Women amount to the largest group of victims in military and political conflicts. That is why combating impunity must be complemented by efforts to empower women. Estonia places great importance on the follow-up to the resolution 1325 “women, peace and security” to strengthen the role of women in conflict prevention, settlement and in peace building. Our government is implementing its National Action Plan adopted in 2010 to promote the goals set in the resolution and enthusiastically supports related activities in the UN bodies where we are members.
Estonia is committed to promoting the rights of women in broader terms as well. We have helped to establish the new gender entity of the UN to make the UN system more effective while addressing gender issues. While being a member of UN WOMEN and the Commission on the Status of Women, we hope to contribute to solving global problems. We support furthering the rights of women via development cooperation too. The nearer we come to 2015, the target we set in common to achieve the Millennium Development Goals, the more attention they need. It goes without saying that all goals are important, but our international contributions have focused mostly on the goals related to gender equality and maternal health.

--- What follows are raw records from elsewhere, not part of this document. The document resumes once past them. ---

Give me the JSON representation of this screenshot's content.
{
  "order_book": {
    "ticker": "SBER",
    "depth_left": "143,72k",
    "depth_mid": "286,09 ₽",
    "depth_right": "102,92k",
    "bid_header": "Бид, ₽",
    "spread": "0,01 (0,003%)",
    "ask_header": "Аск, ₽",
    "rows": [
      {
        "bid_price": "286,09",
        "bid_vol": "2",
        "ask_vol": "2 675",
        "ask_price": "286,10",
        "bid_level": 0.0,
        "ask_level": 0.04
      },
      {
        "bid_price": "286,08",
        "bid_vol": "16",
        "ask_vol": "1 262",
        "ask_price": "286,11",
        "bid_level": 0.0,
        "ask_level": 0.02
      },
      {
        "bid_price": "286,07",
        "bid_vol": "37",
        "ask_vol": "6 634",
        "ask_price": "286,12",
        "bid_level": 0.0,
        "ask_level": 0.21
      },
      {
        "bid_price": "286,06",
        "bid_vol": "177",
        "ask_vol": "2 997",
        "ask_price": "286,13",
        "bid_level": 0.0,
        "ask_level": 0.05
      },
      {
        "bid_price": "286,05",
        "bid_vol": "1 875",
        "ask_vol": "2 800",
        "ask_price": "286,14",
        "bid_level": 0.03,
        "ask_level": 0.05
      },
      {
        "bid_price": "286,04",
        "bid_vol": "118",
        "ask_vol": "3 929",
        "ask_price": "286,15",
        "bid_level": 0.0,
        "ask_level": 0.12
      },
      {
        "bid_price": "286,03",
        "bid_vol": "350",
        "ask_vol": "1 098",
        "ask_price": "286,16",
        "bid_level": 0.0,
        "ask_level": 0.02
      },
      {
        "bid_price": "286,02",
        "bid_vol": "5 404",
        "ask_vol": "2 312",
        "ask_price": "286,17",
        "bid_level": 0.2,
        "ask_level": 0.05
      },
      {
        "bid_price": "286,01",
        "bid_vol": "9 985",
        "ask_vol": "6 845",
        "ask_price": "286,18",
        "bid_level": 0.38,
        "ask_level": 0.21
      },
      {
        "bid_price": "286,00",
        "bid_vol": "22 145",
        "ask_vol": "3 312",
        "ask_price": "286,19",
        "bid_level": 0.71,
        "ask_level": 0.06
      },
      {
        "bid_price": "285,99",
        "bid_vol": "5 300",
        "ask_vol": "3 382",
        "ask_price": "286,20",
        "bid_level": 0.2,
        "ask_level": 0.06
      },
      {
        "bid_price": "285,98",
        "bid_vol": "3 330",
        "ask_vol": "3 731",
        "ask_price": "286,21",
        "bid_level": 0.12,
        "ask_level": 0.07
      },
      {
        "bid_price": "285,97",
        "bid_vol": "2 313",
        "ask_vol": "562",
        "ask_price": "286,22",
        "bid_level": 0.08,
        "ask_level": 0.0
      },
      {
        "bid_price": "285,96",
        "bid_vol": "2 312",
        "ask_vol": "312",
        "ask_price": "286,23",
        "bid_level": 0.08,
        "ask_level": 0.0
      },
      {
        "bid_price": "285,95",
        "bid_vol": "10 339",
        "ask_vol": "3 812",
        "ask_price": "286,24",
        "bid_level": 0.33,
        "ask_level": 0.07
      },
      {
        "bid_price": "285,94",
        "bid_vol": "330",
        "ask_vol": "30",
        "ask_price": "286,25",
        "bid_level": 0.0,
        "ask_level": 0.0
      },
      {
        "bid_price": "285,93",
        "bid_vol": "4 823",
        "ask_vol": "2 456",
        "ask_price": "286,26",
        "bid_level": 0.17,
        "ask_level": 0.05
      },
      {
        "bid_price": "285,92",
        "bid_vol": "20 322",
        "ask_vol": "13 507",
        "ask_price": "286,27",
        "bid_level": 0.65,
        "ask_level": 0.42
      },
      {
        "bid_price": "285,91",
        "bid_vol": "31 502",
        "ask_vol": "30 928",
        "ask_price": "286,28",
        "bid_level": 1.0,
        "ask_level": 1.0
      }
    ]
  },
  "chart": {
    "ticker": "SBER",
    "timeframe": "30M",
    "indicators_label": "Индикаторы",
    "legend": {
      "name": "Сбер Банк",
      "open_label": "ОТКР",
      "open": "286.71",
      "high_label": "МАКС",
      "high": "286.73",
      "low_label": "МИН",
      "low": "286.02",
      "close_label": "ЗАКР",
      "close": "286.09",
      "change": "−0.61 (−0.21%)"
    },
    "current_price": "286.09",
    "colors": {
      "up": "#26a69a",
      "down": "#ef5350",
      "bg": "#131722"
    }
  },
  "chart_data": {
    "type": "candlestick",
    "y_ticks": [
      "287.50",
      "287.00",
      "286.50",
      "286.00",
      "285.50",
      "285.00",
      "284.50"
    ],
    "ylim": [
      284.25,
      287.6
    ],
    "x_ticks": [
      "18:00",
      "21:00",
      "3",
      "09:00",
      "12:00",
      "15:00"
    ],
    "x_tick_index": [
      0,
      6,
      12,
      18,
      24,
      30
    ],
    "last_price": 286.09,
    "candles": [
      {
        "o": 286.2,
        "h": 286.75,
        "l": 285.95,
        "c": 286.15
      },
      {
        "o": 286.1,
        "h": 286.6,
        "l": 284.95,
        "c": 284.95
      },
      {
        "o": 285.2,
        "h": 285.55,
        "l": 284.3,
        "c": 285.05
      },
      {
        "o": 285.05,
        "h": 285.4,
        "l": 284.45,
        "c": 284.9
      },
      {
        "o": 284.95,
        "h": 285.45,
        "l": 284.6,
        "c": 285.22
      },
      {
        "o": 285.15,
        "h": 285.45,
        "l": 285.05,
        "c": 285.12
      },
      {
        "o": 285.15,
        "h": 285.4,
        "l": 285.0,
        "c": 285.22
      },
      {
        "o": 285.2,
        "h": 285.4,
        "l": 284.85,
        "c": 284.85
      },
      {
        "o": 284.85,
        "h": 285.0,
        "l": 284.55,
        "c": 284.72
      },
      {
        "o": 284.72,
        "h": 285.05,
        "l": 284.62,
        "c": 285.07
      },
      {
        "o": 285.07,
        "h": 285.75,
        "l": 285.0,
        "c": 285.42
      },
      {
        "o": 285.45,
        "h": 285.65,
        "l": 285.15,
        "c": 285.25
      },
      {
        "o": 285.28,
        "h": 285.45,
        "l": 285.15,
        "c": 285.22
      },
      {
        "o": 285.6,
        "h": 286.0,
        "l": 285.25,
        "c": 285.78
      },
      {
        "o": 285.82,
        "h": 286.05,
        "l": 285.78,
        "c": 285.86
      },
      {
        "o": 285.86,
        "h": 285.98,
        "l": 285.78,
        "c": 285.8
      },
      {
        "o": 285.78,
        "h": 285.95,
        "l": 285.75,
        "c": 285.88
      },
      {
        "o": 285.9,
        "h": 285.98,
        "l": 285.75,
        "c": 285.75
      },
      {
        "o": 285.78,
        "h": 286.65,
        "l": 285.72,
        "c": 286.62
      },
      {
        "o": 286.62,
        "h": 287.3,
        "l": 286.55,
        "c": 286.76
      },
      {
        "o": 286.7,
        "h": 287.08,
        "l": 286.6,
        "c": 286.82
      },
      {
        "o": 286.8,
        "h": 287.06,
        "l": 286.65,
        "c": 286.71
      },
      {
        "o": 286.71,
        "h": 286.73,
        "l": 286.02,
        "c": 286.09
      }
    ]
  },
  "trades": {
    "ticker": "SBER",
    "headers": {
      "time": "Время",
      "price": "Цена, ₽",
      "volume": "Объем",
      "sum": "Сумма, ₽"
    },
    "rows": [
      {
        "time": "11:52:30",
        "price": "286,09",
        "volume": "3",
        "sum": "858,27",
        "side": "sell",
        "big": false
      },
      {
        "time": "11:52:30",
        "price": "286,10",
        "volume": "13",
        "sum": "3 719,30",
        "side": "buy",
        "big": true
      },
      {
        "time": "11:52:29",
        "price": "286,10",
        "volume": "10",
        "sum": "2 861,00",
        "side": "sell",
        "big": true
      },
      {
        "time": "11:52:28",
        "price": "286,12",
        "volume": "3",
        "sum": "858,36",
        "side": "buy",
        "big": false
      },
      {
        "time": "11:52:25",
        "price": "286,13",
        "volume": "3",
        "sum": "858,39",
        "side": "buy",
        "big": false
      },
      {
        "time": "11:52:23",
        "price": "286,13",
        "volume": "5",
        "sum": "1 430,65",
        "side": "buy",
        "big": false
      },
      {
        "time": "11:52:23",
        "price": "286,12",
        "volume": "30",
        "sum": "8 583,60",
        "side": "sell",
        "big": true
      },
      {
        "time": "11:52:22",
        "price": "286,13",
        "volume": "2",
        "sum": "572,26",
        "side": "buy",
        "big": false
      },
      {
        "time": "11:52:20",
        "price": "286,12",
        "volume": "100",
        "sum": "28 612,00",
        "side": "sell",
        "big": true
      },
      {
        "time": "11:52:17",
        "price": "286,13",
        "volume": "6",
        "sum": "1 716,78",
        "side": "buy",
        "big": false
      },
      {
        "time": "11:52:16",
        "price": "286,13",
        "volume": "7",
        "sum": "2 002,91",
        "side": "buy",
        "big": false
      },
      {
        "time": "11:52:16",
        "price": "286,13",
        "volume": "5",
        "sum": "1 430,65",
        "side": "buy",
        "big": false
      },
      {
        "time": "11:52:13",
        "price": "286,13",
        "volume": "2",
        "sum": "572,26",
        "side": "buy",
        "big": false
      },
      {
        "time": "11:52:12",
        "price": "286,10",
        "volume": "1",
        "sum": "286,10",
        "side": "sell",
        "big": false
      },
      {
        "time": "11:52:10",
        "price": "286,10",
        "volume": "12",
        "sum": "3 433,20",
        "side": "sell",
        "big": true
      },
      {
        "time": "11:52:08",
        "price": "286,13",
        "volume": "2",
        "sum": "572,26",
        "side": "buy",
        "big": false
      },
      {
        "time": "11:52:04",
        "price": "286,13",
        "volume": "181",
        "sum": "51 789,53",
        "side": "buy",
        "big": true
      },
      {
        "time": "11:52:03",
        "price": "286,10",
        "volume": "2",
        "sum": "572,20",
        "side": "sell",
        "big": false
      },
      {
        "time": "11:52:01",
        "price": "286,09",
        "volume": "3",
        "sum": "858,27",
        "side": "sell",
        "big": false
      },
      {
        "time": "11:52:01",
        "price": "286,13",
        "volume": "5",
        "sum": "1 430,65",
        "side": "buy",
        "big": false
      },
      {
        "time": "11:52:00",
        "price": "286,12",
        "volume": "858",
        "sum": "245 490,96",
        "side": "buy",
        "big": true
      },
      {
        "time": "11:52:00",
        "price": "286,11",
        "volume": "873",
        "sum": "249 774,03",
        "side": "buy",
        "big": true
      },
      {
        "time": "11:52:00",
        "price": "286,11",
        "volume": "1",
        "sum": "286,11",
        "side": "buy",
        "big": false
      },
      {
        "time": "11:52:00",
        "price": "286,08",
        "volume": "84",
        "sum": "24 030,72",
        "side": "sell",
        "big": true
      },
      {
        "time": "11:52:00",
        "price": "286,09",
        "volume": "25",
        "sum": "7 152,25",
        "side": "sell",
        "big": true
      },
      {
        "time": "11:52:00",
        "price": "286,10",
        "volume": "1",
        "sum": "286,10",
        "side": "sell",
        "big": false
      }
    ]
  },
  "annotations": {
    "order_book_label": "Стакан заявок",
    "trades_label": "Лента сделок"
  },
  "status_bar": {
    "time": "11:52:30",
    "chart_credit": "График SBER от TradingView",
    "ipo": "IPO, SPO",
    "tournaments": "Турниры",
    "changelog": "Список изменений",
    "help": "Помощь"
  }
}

Finally, the rights of indigenous peoples are also an Estonian human rights priority. We contribute to the UN funds supporting the development and the promotion of the situation of indigenous peoples and facilitate the participation of the representatives of indigenous peoples in UN discussions.
This was a brief overview of Estonian activities that support the implementation of the Universal Declaration of Human Rights in reality. Estonia is and continues to be committed to the international order based on international law, including human rights law and the rule of law. If we become a member of the Council, we will continue to focus our activities according to the voluntary pledges and commitments that were adopted by our government last year. I’m convinced that our own history and experience permit us to view the world and its needs with a global perspective, taking into account everyone’s rights and interests, not only of a select few or the privileged. We understand what it means to be deprived of freedom, to suffer poverty and oppression, to be neglected. In the Human Rights Council, if elected, Estonia promises to represent all nations and peoples, women, children and men.
Thank you very much for your attention.